● Instructions to follow:
The records beneath should be printed exactly, and the pictures are to be left out.

[Stored data]

▼

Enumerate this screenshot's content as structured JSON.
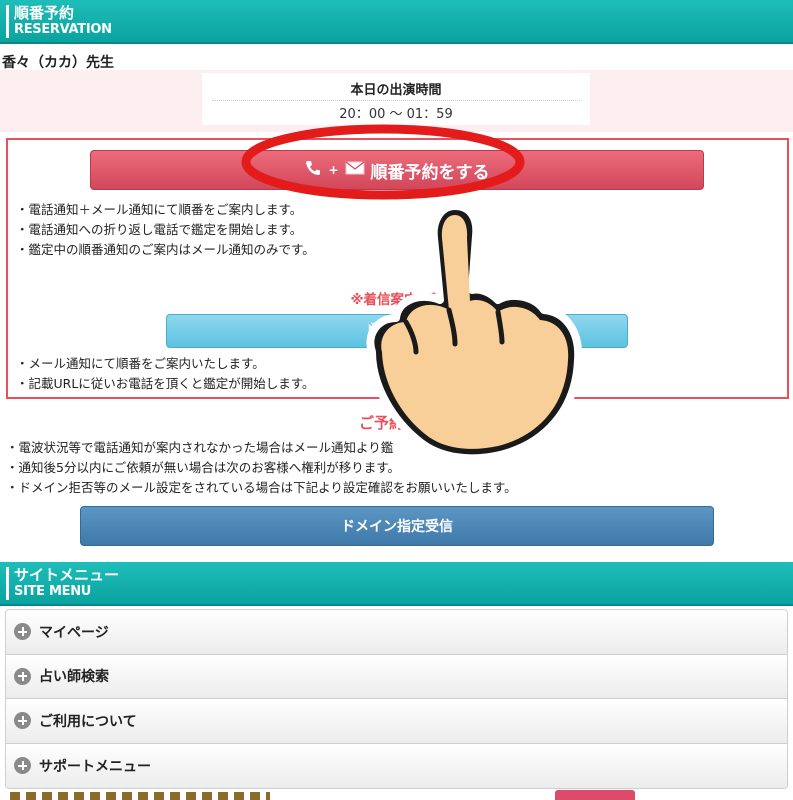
{
  "reservation": {
    "header_jp": "順番予約",
    "header_en": "RESERVATION",
    "teacher_name": "香々（カカ）先生",
    "schedule_title": "本日の出演時間",
    "schedule_time": "20：00 ～ 01：59",
    "phone_button_label": "順番予約をする",
    "phone_notes": [
      "・電話通知＋メール通知にて順番をご案内します。",
      "・電話通知への折り返し電話で鑑定を開始します。",
      "・鑑定中の順番通知のご案内はメール通知のみです。"
    ],
    "warning": "※着信案内不要",
    "mail_button_label": "順番",
    "mail_notes": [
      "・メール通知にて順番をご案内いたします。",
      "・記載URLに従いお電話を頂くと鑑定が開始します。"
    ]
  },
  "caution": {
    "title": "ご予約時の",
    "notes": [
      "・電波状況等で電話通知が案内されなかった場合はメール通知より鑑",
      "・通知後5分以内にご依頼が無い場合は次のお客様へ権利が移ります。",
      "・ドメイン拒否等のメール設定をされている場合は下記より設定確認をお願いいたします。"
    ],
    "domain_button_label": "ドメイン指定受信"
  },
  "site_menu": {
    "header_jp": "サイトメニュー",
    "header_en": "SITE MENU",
    "items": [
      {
        "label": "マイページ"
      },
      {
        "label": "占い師検索"
      },
      {
        "label": "ご利用について"
      },
      {
        "label": "サポートメニュー"
      }
    ]
  },
  "icons": {
    "phone_button": [
      "phone-icon",
      "mail-icon"
    ],
    "mail_button": "mail-icon",
    "menu_items": "plus-circle-icon",
    "overlay": [
      "highlight-circle",
      "pointing-hand"
    ]
  },
  "colors": {
    "header_teal": "#0aa3a0",
    "phone_button": "#d3475a",
    "mail_button": "#5dc2e0",
    "domain_button": "#3f79a9",
    "accent_red": "#e8505b",
    "highlight_circle": "#e41b1b",
    "hand_skin": "#f8cf98"
  }
}
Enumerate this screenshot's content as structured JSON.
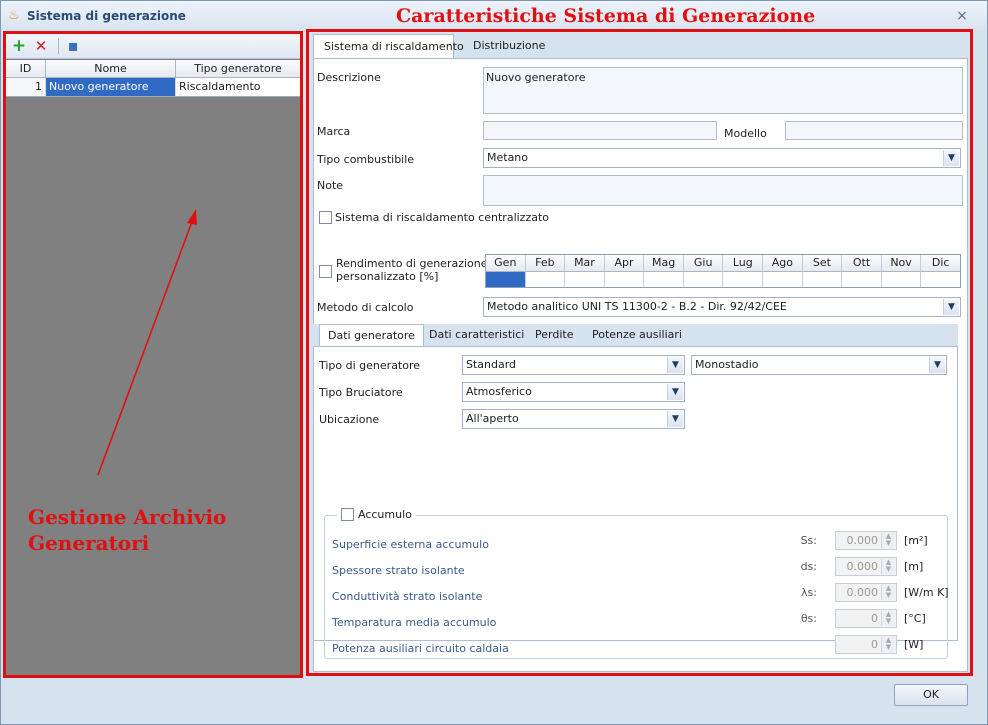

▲

● Exercise response:
Enumerate this screenshot's content as structured JSON.
{
  "reservation": {
    "header_jp": "順番予約",
    "header_en": "RESERVATION",
    "teacher_name": "香々（カカ）先生",
    "schedule_title": "本日の出演時間",
    "schedule_time": "20：00 ～ 01：59",
    "phone_button_label": "順番予約をする",
    "phone_notes": [
      "・電話通知＋メール通知にて順番をご案内します。",
      "・電話通知への折り返し電話で鑑定を開始します。",
      "・鑑定中の順番通知のご案内はメール通知のみです。"
    ],
    "warning": "※着信案内不要",
    "mail_button_label": "順番",
    "mail_notes": [
      "・メール通知にて順番をご案内いたします。",
      "・記載URLに従いお電話を頂くと鑑定が開始します。"
    ]
  },
  "caution": {
    "title": "ご予約時の",
    "notes": [
      "・電波状況等で電話通知が案内されなかった場合はメール通知より鑑",
      "・通知後5分以内にご依頼が無い場合は次のお客様へ権利が移ります。",
      "・ドメイン拒否等のメール設定をされている場合は下記より設定確認をお願いいたします。"
    ],
    "domain_button_label": "ドメイン指定受信"
  },
  "site_menu": {
    "header_jp": "サイトメニュー",
    "header_en": "SITE MENU",
    "items": [
      {
        "label": "マイページ"
      },
      {
        "label": "占い師検索"
      },
      {
        "label": "ご利用について"
      },
      {
        "label": "サポートメニュー"
      }
    ]
  },
  "icons": {
    "phone_button": [
      "phone-icon",
      "mail-icon"
    ],
    "mail_button": "mail-icon",
    "menu_items": "plus-circle-icon",
    "overlay": [
      "highlight-circle",
      "pointing-hand"
    ]
  },
  "colors": {
    "header_teal": "#0aa3a0",
    "phone_button": "#d3475a",
    "mail_button": "#5dc2e0",
    "domain_button": "#3f79a9",
    "accent_red": "#e8505b",
    "highlight_circle": "#e41b1b",
    "hand_skin": "#f8cf98"
  }
}
Enumerate this screenshot's content as structured JSON.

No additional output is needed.